*** Recorded data

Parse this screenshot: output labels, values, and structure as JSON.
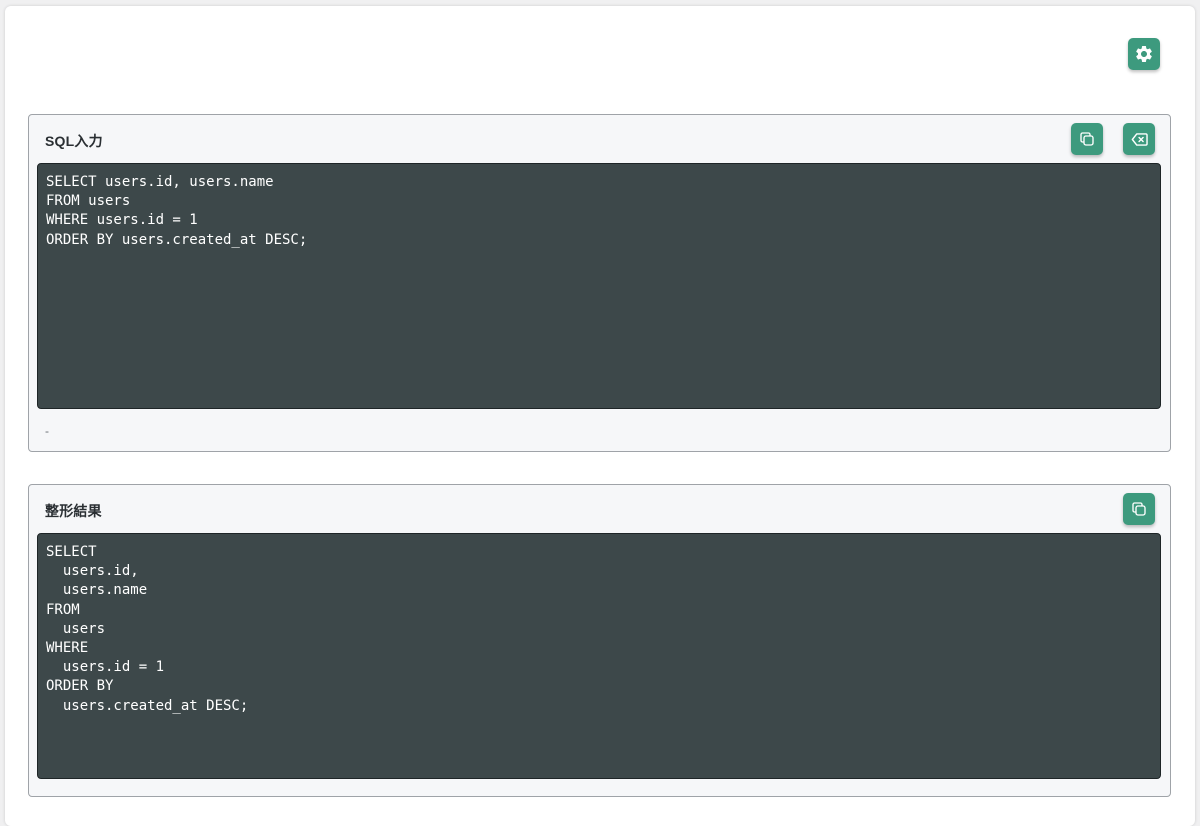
{
  "settings": {
    "icon": "gear-icon",
    "accent_color": "#3d9a7e"
  },
  "input_panel": {
    "title": "SQL入力",
    "copy_icon": "copy-icon",
    "clear_icon": "backspace-icon",
    "sql": "SELECT users.id, users.name\nFROM users\nWHERE users.id = 1\nORDER BY users.created_at DESC;",
    "status": "-"
  },
  "output_panel": {
    "title": "整形結果",
    "copy_icon": "copy-icon",
    "formatted_sql": "SELECT\n  users.id,\n  users.name\nFROM\n  users\nWHERE\n  users.id = 1\nORDER BY\n  users.created_at DESC;"
  },
  "colors": {
    "editor_background": "#3d484a",
    "panel_background": "#f6f7f9"
  }
}
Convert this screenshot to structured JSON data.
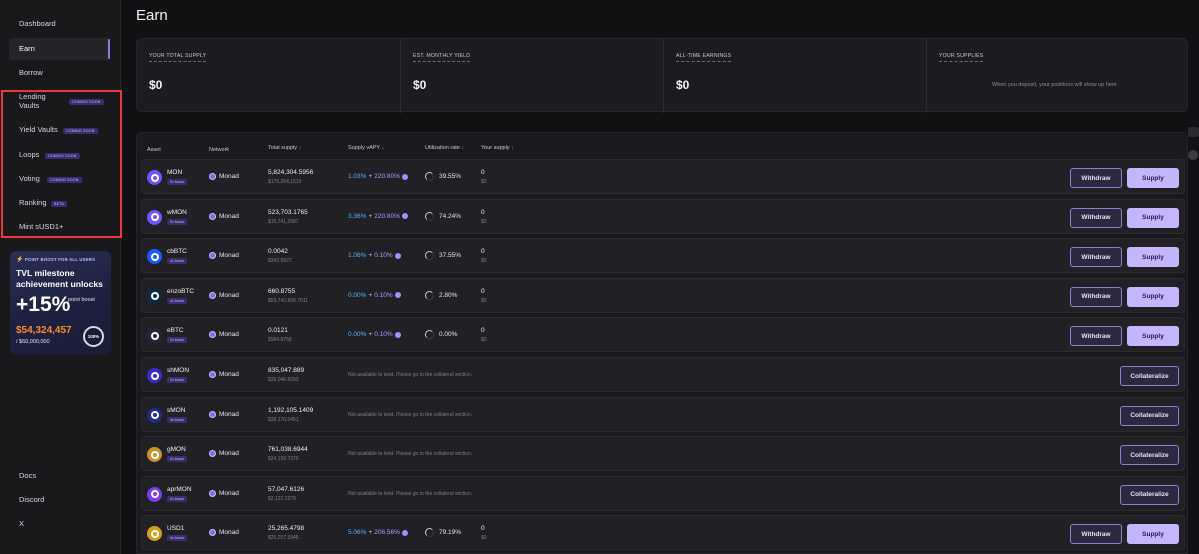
{
  "sidebar": {
    "items": [
      {
        "label": "Dashboard"
      },
      {
        "label": "Earn"
      },
      {
        "label": "Borrow"
      },
      {
        "label": "Lending Vaults",
        "badge": "COMING SOON"
      },
      {
        "label": "Yield Vaults",
        "badge": "COMING SOON"
      },
      {
        "label": "Loops",
        "badge": "COMING SOON"
      },
      {
        "label": "Voting",
        "badge": "COMING SOON"
      },
      {
        "label": "Ranking",
        "badge": "BETA"
      },
      {
        "label": "Mint sUSD1+"
      }
    ],
    "bottom": [
      {
        "label": "Docs"
      },
      {
        "label": "Discord"
      },
      {
        "label": "X"
      }
    ]
  },
  "promo": {
    "header": "POINT BOOST FOR ALL USERS",
    "title": "TVL milestone achievement unlocks",
    "percent": "+15%",
    "percent_label": "point boost",
    "amount": "$54,324,457",
    "goal": "/ $60,000,000",
    "progress_label": "100%",
    "progress": 1.0
  },
  "page": {
    "title": "Earn"
  },
  "summary": {
    "total_supply_label": "YOUR TOTAL SUPPLY",
    "total_supply_value": "$0",
    "monthly_yield_label": "EST. MONTHLY YIELD",
    "monthly_yield_value": "$0",
    "all_time_label": "ALL-TIME EARNINGS",
    "all_time_value": "$0",
    "supplies_label": "YOUR SUPPLIES",
    "supplies_empty": "When you deposit, your positions will show up here"
  },
  "table": {
    "headers": {
      "asset": "Asset",
      "network": "Network",
      "total_supply": "Total supply",
      "supply_apy": "Supply vAPY",
      "utilization": "Utilization rate",
      "your_supply": "Your supply"
    },
    "withdraw_label": "Withdraw",
    "supply_label": "Supply",
    "collateralize_label": "Collateralize",
    "not_available": "Not available to lend. Please go to the collateral section.",
    "rows": [
      {
        "asset": "MON",
        "boost": "2x boost",
        "network": "Monad",
        "total": "5,824,304.5956",
        "total_usd": "$175,264,1519",
        "base_apy": "1.03%",
        "plus": "+",
        "reward_apy": "220.80%",
        "util": "39.55%",
        "your": "0",
        "your_usd": "$0",
        "lendable": true,
        "icon_color": "#6e54ff"
      },
      {
        "asset": "wMON",
        "boost": "2x boost",
        "network": "Monad",
        "total": "523,703.1765",
        "total_usd": "$15,741,2587",
        "base_apy": "3.36%",
        "plus": "+",
        "reward_apy": "220.80%",
        "util": "74.24%",
        "your": "0",
        "your_usd": "$0",
        "lendable": true,
        "icon_color": "#6e54ff"
      },
      {
        "asset": "cbBTC",
        "boost": "4x boost",
        "network": "Monad",
        "total": "0.0042",
        "total_usd": "$342.5827",
        "base_apy": "1.06%",
        "plus": "+",
        "reward_apy": "0.10%",
        "util": "37.55%",
        "your": "0",
        "your_usd": "$0",
        "lendable": true,
        "icon_color": "#1b5cff"
      },
      {
        "asset": "enzoBTC",
        "boost": "4x boost",
        "network": "Monad",
        "total": "660.8755",
        "total_usd": "$53,742,808.7811",
        "base_apy": "0.00%",
        "plus": "+",
        "reward_apy": "0.10%",
        "util": "2.80%",
        "your": "0",
        "your_usd": "$0",
        "lendable": true,
        "icon_color": "#0d2a44"
      },
      {
        "asset": "eBTC",
        "boost": "2x boost",
        "network": "Monad",
        "total": "0.0121",
        "total_usd": "$984.8758",
        "base_apy": "0.00%",
        "plus": "+",
        "reward_apy": "0.10%",
        "util": "0.00%",
        "your": "0",
        "your_usd": "$0",
        "lendable": true,
        "icon_color": "#2a2238"
      },
      {
        "asset": "shMON",
        "boost": "2x boost",
        "network": "Monad",
        "total": "835,047.889",
        "total_usd": "$39,046.8393",
        "lendable": false,
        "icon_color": "#3b2cc9"
      },
      {
        "asset": "sMON",
        "boost": "4x boost",
        "network": "Monad",
        "total": "1,192,105.1409",
        "total_usd": "$38,170.0451",
        "lendable": false,
        "icon_color": "#1e2a8c"
      },
      {
        "asset": "gMON",
        "boost": "2x boost",
        "network": "Monad",
        "total": "761,038.6944",
        "total_usd": "$24,199.7370",
        "lendable": false,
        "icon_color": "#c9922a"
      },
      {
        "asset": "aprMON",
        "boost": "2x boost",
        "network": "Monad",
        "total": "57,047.6126",
        "total_usd": "$2,122.2279",
        "lendable": false,
        "icon_color": "#7a3cf0"
      },
      {
        "asset": "USD1",
        "boost": "4x boost",
        "network": "Monad",
        "total": "25,265.4798",
        "total_usd": "$25,257.3945",
        "base_apy": "5.06%",
        "plus": "+",
        "reward_apy": "206.56%",
        "util": "79.19%",
        "your": "0",
        "your_usd": "$0",
        "lendable": true,
        "icon_color": "#d4a017"
      }
    ]
  },
  "colors": {
    "accent": "#c4b5fd",
    "apy_base": "#4fb8ff",
    "apy_reward": "#b99bff",
    "highlight_box": "#e83a3a"
  }
}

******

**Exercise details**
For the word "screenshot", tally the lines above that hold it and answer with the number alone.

**Solution to the exercise**
2